Exercise instructions:
Give back every entry exactly; drop the pictures.

Interface dataset entries
▼

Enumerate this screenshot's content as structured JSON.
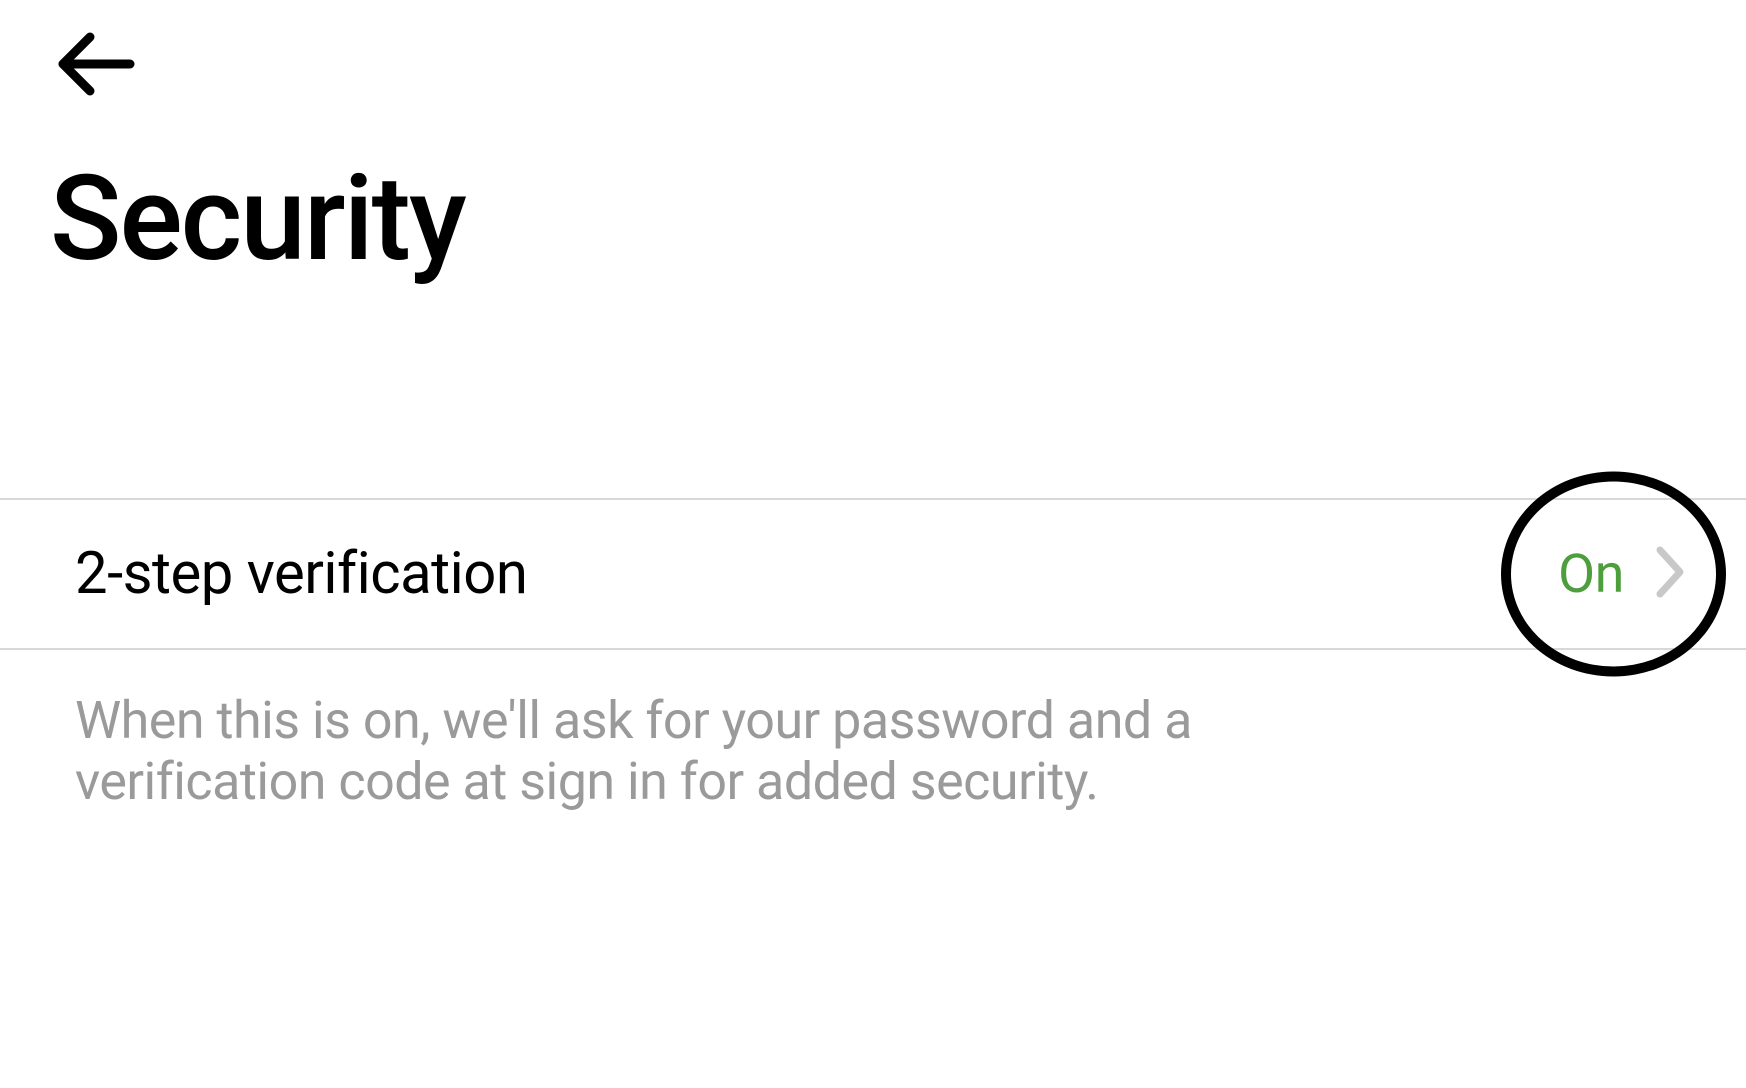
{
  "header": {
    "title": "Security"
  },
  "settings": {
    "two_step": {
      "label": "2-step verification",
      "status": "On",
      "description": "When this is on, we'll ask for your password and a verification code at sign in for added security."
    }
  },
  "colors": {
    "status_on": "#4f9e3e",
    "text_muted": "#9a9a9a",
    "divider": "#d8d8d8"
  }
}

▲

Written response:
Enumerate this screenshot's content as structured JSON.
{
  "header": {
    "title": "Security"
  },
  "settings": {
    "two_step": {
      "label": "2-step verification",
      "status": "On",
      "description": "When this is on, we'll ask for your password and a verification code at sign in for added security."
    }
  },
  "colors": {
    "status_on": "#4f9e3e",
    "text_muted": "#9a9a9a",
    "divider": "#d8d8d8"
  }
}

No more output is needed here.